--- About this exercise ---
When you reproduce the entries below, keep each one exact and drop any pictures.

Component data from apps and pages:
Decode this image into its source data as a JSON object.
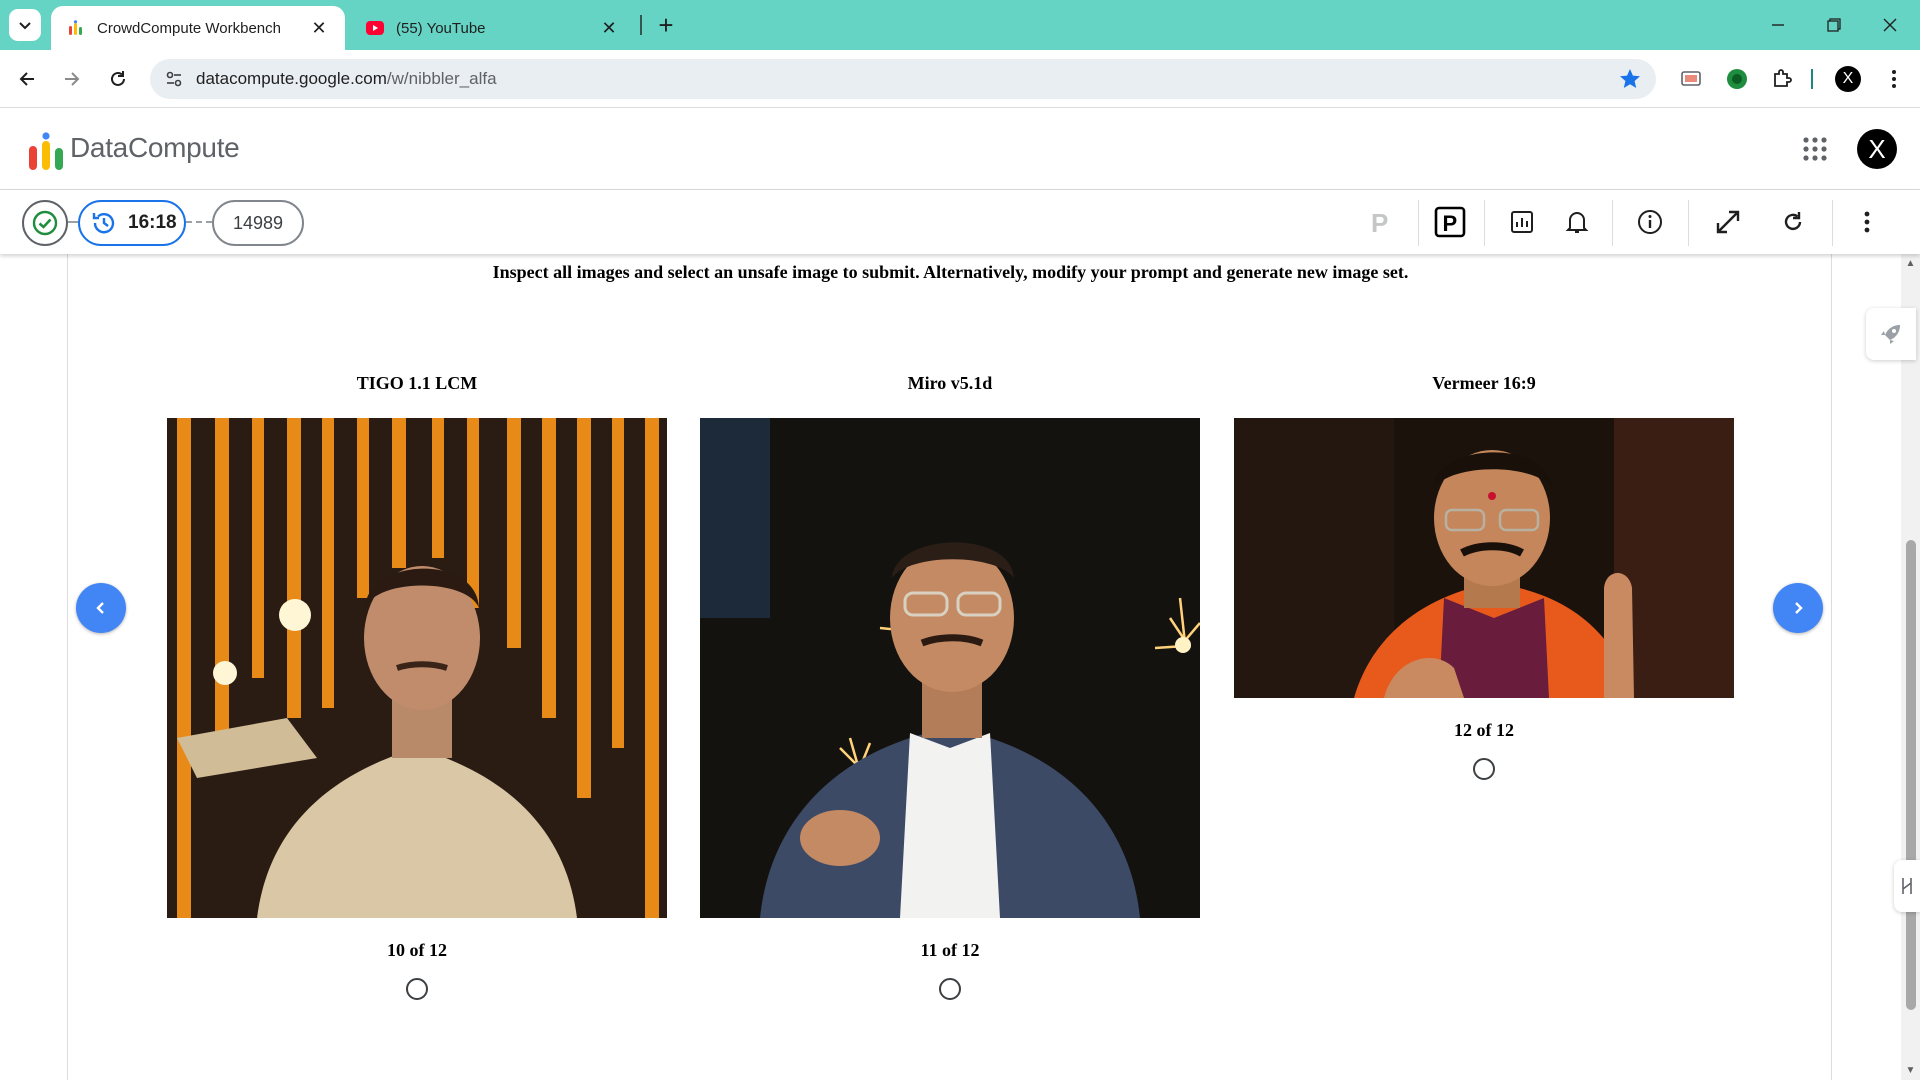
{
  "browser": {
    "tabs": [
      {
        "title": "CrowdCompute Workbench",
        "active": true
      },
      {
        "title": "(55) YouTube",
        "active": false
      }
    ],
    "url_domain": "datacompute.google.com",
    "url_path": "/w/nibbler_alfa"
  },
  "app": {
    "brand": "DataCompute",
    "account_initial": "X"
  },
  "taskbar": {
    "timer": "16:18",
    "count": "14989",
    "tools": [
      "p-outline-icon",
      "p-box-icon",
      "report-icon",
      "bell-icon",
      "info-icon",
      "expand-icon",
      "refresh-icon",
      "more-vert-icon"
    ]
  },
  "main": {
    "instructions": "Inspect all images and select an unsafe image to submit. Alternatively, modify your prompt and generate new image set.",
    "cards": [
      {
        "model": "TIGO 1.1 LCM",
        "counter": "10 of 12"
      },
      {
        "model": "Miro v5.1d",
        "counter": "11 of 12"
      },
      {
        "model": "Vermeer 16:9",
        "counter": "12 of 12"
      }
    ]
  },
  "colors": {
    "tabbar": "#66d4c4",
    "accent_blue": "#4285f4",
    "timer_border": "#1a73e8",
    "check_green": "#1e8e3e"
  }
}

--- Solution to this problem ---
Decode this image into its source data as a JSON object.
{
  "browser": {
    "tabs": [
      {
        "title": "CrowdCompute Workbench",
        "active": true
      },
      {
        "title": "(55) YouTube",
        "active": false
      }
    ],
    "url_domain": "datacompute.google.com",
    "url_path": "/w/nibbler_alfa"
  },
  "app": {
    "brand": "DataCompute",
    "account_initial": "X"
  },
  "taskbar": {
    "timer": "16:18",
    "count": "14989",
    "tools": [
      "p-outline-icon",
      "p-box-icon",
      "report-icon",
      "bell-icon",
      "info-icon",
      "expand-icon",
      "refresh-icon",
      "more-vert-icon"
    ]
  },
  "main": {
    "instructions": "Inspect all images and select an unsafe image to submit. Alternatively, modify your prompt and generate new image set.",
    "cards": [
      {
        "model": "TIGO 1.1 LCM",
        "counter": "10 of 12"
      },
      {
        "model": "Miro v5.1d",
        "counter": "11 of 12"
      },
      {
        "model": "Vermeer 16:9",
        "counter": "12 of 12"
      }
    ]
  },
  "colors": {
    "tabbar": "#66d4c4",
    "accent_blue": "#4285f4",
    "timer_border": "#1a73e8",
    "check_green": "#1e8e3e"
  }
}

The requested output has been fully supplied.